▶ **SUPPLIED DATA**
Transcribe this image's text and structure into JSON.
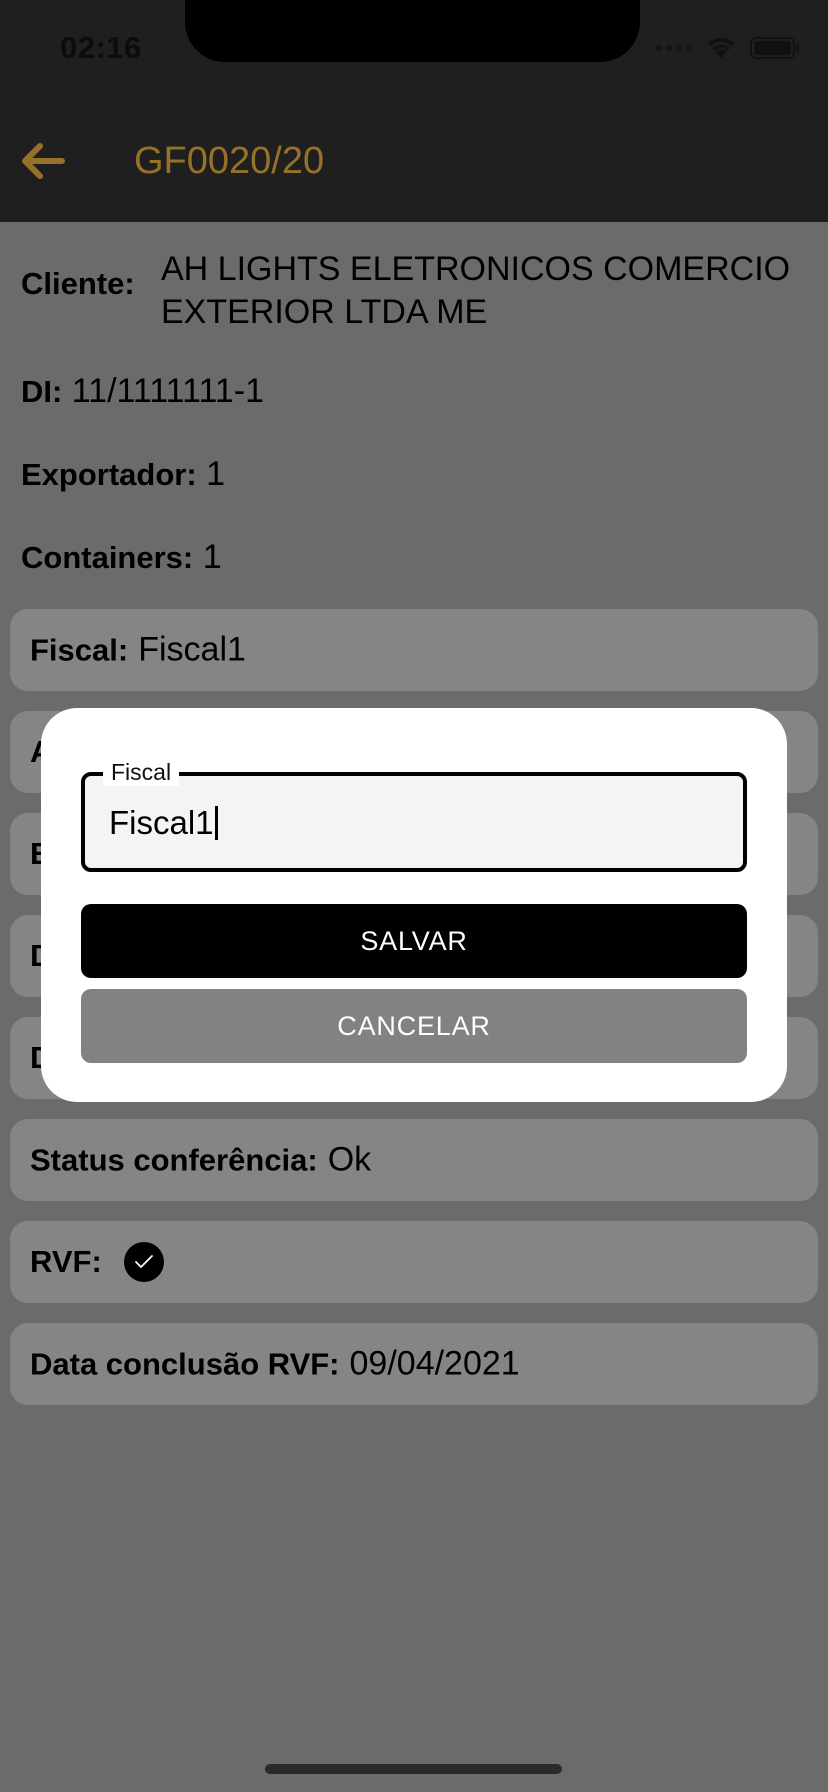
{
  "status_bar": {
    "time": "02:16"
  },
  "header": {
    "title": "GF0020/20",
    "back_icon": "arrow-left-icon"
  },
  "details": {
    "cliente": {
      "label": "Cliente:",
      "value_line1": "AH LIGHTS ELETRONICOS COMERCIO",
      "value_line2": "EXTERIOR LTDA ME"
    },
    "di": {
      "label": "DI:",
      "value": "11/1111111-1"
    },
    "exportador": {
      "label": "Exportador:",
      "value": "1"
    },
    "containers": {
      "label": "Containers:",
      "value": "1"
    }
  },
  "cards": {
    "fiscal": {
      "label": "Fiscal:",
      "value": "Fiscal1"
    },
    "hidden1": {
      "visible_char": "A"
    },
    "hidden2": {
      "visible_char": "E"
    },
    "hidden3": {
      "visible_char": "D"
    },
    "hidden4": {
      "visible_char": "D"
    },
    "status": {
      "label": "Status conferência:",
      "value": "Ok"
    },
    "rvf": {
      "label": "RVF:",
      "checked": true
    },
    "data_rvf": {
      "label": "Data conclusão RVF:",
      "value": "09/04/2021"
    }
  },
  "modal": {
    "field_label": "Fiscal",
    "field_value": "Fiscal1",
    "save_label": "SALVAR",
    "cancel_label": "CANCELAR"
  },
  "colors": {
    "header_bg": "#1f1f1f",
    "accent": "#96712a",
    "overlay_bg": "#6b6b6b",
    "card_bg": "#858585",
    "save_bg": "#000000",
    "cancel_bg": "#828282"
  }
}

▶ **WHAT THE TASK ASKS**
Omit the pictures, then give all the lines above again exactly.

▶ **ANSWER AREA**
Transcribe this image's text and structure into JSON.
{
  "status_bar": {
    "time": "02:16"
  },
  "header": {
    "title": "GF0020/20",
    "back_icon": "arrow-left-icon"
  },
  "details": {
    "cliente": {
      "label": "Cliente:",
      "value_line1": "AH LIGHTS ELETRONICOS COMERCIO",
      "value_line2": "EXTERIOR LTDA ME"
    },
    "di": {
      "label": "DI:",
      "value": "11/1111111-1"
    },
    "exportador": {
      "label": "Exportador:",
      "value": "1"
    },
    "containers": {
      "label": "Containers:",
      "value": "1"
    }
  },
  "cards": {
    "fiscal": {
      "label": "Fiscal:",
      "value": "Fiscal1"
    },
    "hidden1": {
      "visible_char": "A"
    },
    "hidden2": {
      "visible_char": "E"
    },
    "hidden3": {
      "visible_char": "D"
    },
    "hidden4": {
      "visible_char": "D"
    },
    "status": {
      "label": "Status conferência:",
      "value": "Ok"
    },
    "rvf": {
      "label": "RVF:",
      "checked": true
    },
    "data_rvf": {
      "label": "Data conclusão RVF:",
      "value": "09/04/2021"
    }
  },
  "modal": {
    "field_label": "Fiscal",
    "field_value": "Fiscal1",
    "save_label": "SALVAR",
    "cancel_label": "CANCELAR"
  },
  "colors": {
    "header_bg": "#1f1f1f",
    "accent": "#96712a",
    "overlay_bg": "#6b6b6b",
    "card_bg": "#858585",
    "save_bg": "#000000",
    "cancel_bg": "#828282"
  }
}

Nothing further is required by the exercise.